[Items from an interface collection]
###
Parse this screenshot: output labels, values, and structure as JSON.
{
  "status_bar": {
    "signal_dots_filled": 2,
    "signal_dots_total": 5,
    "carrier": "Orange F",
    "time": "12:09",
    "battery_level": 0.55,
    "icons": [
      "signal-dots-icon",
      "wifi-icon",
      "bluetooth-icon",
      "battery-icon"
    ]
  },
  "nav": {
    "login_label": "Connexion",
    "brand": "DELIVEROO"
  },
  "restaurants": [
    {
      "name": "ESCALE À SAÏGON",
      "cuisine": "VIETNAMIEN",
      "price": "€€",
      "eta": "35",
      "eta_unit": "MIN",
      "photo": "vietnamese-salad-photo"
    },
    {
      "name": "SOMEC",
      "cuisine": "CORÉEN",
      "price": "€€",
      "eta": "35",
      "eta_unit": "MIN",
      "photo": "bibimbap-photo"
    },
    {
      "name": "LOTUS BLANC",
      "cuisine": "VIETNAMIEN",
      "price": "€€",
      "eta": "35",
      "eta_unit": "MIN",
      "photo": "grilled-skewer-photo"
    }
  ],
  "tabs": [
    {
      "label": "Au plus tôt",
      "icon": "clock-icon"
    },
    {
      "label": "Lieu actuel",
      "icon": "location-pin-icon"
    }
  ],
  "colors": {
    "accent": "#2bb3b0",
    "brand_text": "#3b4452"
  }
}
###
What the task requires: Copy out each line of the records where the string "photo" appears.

Solution:
      "photo": "vietnamese-salad-photo"
      "photo": "bibimbap-photo"
      "photo": "grilled-skewer-photo"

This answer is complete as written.